“I’m worried we’re going to see fractional divides,” Coggan said. “You’ll only be able to watch Netflix-owned movies on Netflix and the costs will add up to an unreasonable amount.”

As various streaming services become more prevalent in today’s world, methods in which we receive our entertainment are rapidly developing. The recent concept of binge-watching is now commonplace. Releases of entire seasons all at once become a big event, erasing the old-school method of letting a story unfold week by week and destroying the viewers’ ability to converse and theorize. Lilly Schlarman, junior, along with 85.29 percent (174/204) of KHS students, prefers binge-watching to weekly network programs .

“I like having access to all the episodes at once,” Schlarman said. “The plot is easier to follow and the character development can be more complex without being too confusing.”

Recent developments in television bring light to the fact that as we transition to a different medium, the art itself changes. Without a set of rules, there is no limit to how outlandish television series and movies can become. As it continues to draw more attention, Netflix is expected to report a more than 25 percent increase in sales for 2017 according to CNN. Through original series and movies, Netflix hopes to draw in more. As of now, 86.60 percent (181/209) of KHS students have a Netflix subscription in their home.

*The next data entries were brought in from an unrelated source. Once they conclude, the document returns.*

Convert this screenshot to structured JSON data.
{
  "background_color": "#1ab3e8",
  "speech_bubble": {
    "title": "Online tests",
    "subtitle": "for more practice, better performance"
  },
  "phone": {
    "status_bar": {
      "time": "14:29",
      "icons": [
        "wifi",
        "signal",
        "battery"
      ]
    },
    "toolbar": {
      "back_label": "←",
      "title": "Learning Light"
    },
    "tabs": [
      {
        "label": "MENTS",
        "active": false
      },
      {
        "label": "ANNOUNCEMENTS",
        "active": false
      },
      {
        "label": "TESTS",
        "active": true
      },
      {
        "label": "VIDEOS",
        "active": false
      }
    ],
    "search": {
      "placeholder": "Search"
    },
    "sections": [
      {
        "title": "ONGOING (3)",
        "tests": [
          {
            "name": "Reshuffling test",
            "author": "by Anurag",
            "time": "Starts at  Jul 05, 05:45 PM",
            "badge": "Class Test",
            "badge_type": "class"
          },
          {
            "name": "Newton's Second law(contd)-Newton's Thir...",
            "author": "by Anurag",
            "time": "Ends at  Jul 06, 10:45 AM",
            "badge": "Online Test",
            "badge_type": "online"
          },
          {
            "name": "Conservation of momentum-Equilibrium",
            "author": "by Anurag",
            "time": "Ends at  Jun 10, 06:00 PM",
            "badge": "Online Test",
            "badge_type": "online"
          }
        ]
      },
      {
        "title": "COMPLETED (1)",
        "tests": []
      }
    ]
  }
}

“We’re living in a really interesting period of time,” Coggan said. “Culture is changing quickly and the near future holds a lot of unknowns.”